* _WORK REQUEST_:
Every picture stays out; everything else in the listing below is to be returned exactly.

+++

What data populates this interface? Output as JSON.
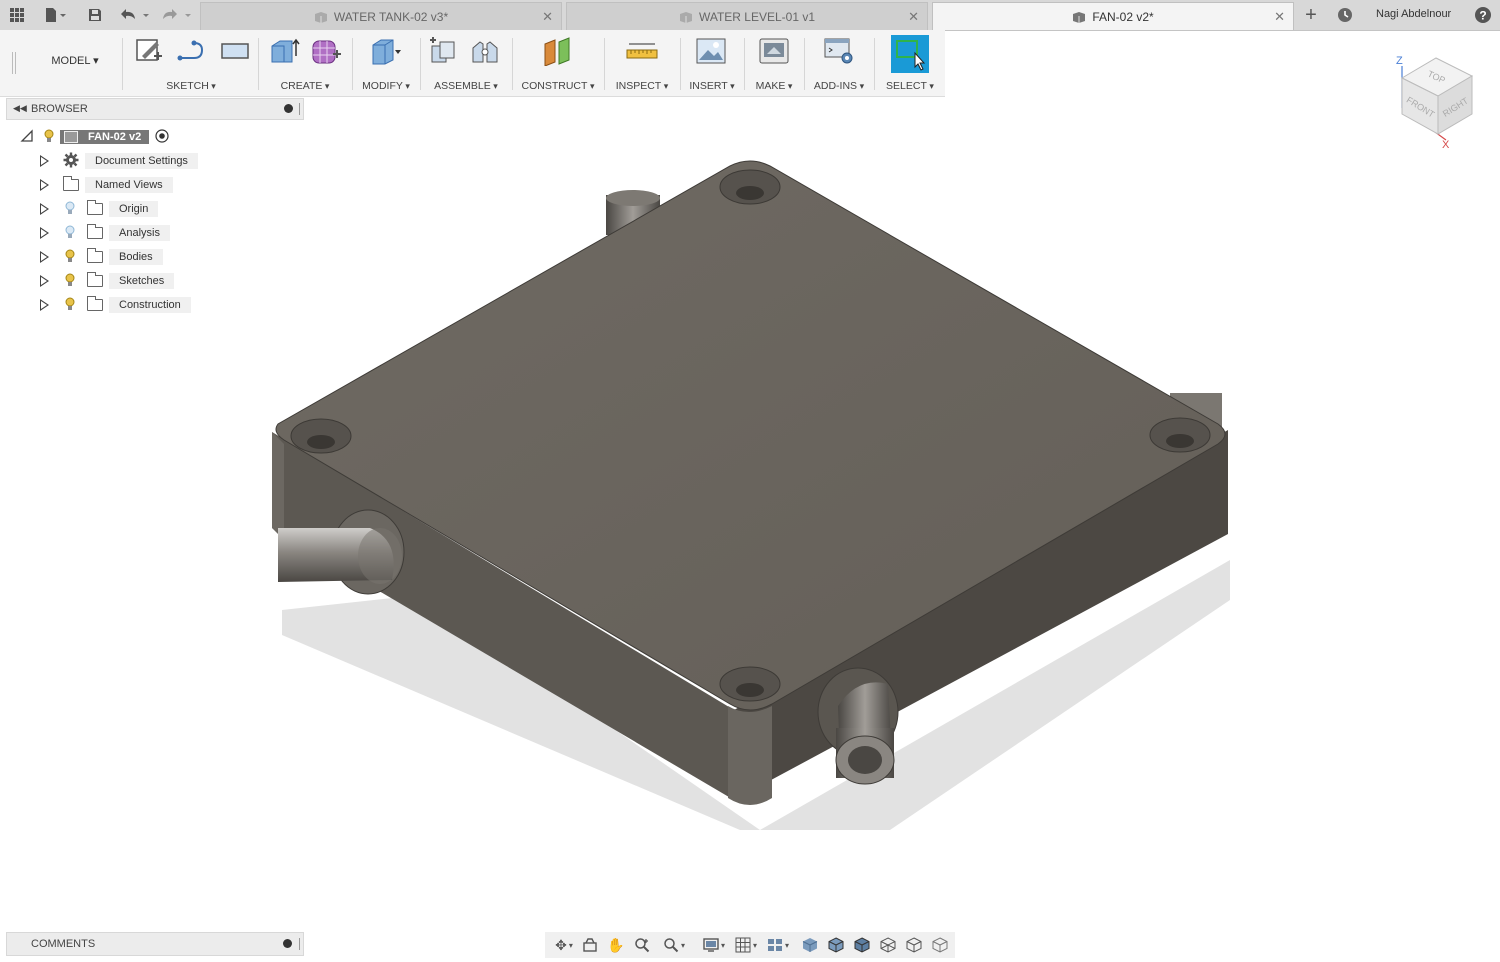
{
  "tabs": [
    {
      "label": "WATER TANK-02 v3*",
      "active": false
    },
    {
      "label": "WATER LEVEL-01 v1",
      "active": false
    },
    {
      "label": "FAN-02 v2*",
      "active": true
    }
  ],
  "user": {
    "name": "Nagi Abdelnour"
  },
  "workspace": {
    "label": "MODEL"
  },
  "toolbar": {
    "groups": [
      "SKETCH",
      "CREATE",
      "MODIFY",
      "ASSEMBLE",
      "CONSTRUCT",
      "INSPECT",
      "INSERT",
      "MAKE",
      "ADD-INS",
      "SELECT"
    ]
  },
  "browser": {
    "title": "BROWSER",
    "root": {
      "label": "FAN-02 v2"
    },
    "items": [
      {
        "label": "Document Settings",
        "icon": "gear-icon"
      },
      {
        "label": "Named Views",
        "icon": "folder-icon"
      },
      {
        "label": "Origin",
        "icon": "folder-icon",
        "bulb": "off"
      },
      {
        "label": "Analysis",
        "icon": "folder-icon",
        "bulb": "off"
      },
      {
        "label": "Bodies",
        "icon": "folder-icon",
        "bulb": "on"
      },
      {
        "label": "Sketches",
        "icon": "folder-icon",
        "bulb": "on"
      },
      {
        "label": "Construction",
        "icon": "folder-icon",
        "bulb": "on"
      }
    ]
  },
  "viewcube": {
    "top": "TOP",
    "front": "FRONT",
    "right": "RIGHT",
    "axis_z": "Z",
    "axis_x": "X"
  },
  "comments": {
    "title": "COMMENTS"
  },
  "colors": {
    "body": "#6b665f",
    "select_accent": "#1a9ad6",
    "bulb_on": "#e8c34a",
    "bulb_off": "#8fb7d6"
  }
}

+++

* _SOLUTION TO THE PROBLEM_:
What data populates this interface? Output as JSON.
{
  "tabs": [
    {
      "label": "WATER TANK-02 v3*",
      "active": false
    },
    {
      "label": "WATER LEVEL-01 v1",
      "active": false
    },
    {
      "label": "FAN-02 v2*",
      "active": true
    }
  ],
  "user": {
    "name": "Nagi Abdelnour"
  },
  "workspace": {
    "label": "MODEL"
  },
  "toolbar": {
    "groups": [
      "SKETCH",
      "CREATE",
      "MODIFY",
      "ASSEMBLE",
      "CONSTRUCT",
      "INSPECT",
      "INSERT",
      "MAKE",
      "ADD-INS",
      "SELECT"
    ]
  },
  "browser": {
    "title": "BROWSER",
    "root": {
      "label": "FAN-02 v2"
    },
    "items": [
      {
        "label": "Document Settings",
        "icon": "gear-icon"
      },
      {
        "label": "Named Views",
        "icon": "folder-icon"
      },
      {
        "label": "Origin",
        "icon": "folder-icon",
        "bulb": "off"
      },
      {
        "label": "Analysis",
        "icon": "folder-icon",
        "bulb": "off"
      },
      {
        "label": "Bodies",
        "icon": "folder-icon",
        "bulb": "on"
      },
      {
        "label": "Sketches",
        "icon": "folder-icon",
        "bulb": "on"
      },
      {
        "label": "Construction",
        "icon": "folder-icon",
        "bulb": "on"
      }
    ]
  },
  "viewcube": {
    "top": "TOP",
    "front": "FRONT",
    "right": "RIGHT",
    "axis_z": "Z",
    "axis_x": "X"
  },
  "comments": {
    "title": "COMMENTS"
  },
  "colors": {
    "body": "#6b665f",
    "select_accent": "#1a9ad6",
    "bulb_on": "#e8c34a",
    "bulb_off": "#8fb7d6"
  }
}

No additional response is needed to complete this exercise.